The wavelength of the plant light is very suitable for the growth, flowering, fruiting of plants. Generally, indoor plants and flowers will grow worse and worse over time, mainly due to the lack of light exposure. By illuminating the plant with LED lights suitable for the spectrum required by the plant, not only can its growth be promoted, but the flowering period can also be extended and the quality of the flower can be improved. The application of this high-efficiency light source system to agricultural production such as greenhouses, greenhouses and other facilities can solve the disadvantages of insufficient sunshine leading to the decline in the taste of greenhouse vegetables such as tomatoes and cucumbers, and on the other hand, it can also make winter greenhouse tomato fruits and vegetables go on the market before and after the Spring Festival, so as to achieve the purpose of off-season cultivation.
Since junction temperature can be determined by average power dissipation, even large ripple currents have little effect on power dissipation. For example, in a buck converter, a peak-to-peak ripple current equal to the DC output current (Ipk-pk=Iout) adds no more than 10% of the total power loss. If the above loss levels are well exceeded, the AC ripple current from the power supply needs to be reduced to keep the junction temperature and operating life constant. A very useful rule of thumb is that for every 10 degrees Celsius decrease in junction temperature, semiconductor lifetime increases threefold. In fact, most designs tend to have lower ripple currents due to the inductor’s rejection. In addition, the peak current in the LED should not exceed the maximum safe operating current rating specified by the manufacturer.
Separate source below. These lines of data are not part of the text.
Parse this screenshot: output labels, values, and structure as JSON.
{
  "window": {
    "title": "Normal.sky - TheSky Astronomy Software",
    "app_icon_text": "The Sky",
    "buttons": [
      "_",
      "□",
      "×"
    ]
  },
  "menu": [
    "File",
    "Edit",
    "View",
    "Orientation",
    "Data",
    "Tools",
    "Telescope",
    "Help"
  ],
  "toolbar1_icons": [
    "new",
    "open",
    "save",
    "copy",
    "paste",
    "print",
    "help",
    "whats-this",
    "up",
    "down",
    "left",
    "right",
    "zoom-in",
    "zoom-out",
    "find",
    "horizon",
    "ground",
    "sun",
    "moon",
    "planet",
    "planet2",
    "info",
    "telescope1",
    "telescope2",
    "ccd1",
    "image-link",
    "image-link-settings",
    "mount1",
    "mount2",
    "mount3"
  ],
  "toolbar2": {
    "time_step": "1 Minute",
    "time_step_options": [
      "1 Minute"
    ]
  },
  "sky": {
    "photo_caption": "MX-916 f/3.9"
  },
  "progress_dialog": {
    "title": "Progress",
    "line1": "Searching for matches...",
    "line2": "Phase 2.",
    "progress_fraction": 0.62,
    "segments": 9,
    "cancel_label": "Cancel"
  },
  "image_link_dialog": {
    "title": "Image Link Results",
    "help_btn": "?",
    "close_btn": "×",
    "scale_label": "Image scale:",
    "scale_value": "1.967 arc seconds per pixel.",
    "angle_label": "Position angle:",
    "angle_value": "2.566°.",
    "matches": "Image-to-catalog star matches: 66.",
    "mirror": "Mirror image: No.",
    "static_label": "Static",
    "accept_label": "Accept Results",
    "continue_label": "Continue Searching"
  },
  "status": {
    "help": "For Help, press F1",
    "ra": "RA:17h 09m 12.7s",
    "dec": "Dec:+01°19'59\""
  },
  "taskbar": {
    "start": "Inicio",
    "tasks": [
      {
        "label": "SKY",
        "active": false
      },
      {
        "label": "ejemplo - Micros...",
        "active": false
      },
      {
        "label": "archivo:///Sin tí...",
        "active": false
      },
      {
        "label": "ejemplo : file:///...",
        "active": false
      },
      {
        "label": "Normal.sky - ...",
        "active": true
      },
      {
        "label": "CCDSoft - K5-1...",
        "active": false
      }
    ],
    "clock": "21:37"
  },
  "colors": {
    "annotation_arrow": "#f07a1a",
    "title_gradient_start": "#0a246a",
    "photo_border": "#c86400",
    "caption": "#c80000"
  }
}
When driving an LED through a buck regulator, the LED often conducts the AC ripple current and DC current of the inductor according to the selected output filter arrangement. This will not only increase the RMS amplitude of the current in the LED, but also increase its power consumption. This increases junction temperature and has a significant impact on the lifetime of the LED. If we set a 70% light output limit as the lifetime of the LED, then the lifetime of the LED is extended from 74 hours at 15,000 degrees Celsius to 40,000 hours at 63 degrees Celsius. The power loss of an LED is determined by multiplying the LED resistance by the square of the RMS current plus the average current multiplied by the forward voltage drop.
Below the LED turn-on threshold (the turn-on voltage threshold for white LEDs is approximately 3.5V), the current through the LED is very small. Above this threshold, the current is exponentially multiplied as a forward voltage. This allows the LED to be shaped as a voltage source with a series resistor with a warning that this model is only valid at a single operating DC current. If the DC current in the LED changes, the resistance of the model should also change to reflect the new operating current. At large forward currents, power dissipation in the LED heats up the device, which changes the forward voltage drop and dynamic impedance. It is very important to fully consider the heat dissipation environment when determining the impedance of the LED.
Adjustable brightness requires a constant current to drive the LED, which must be kept constant regardless of the input voltage. This is more challenging than simply connecting an incandescent bulb to a battery to power it.
Post time: Nov-16-2022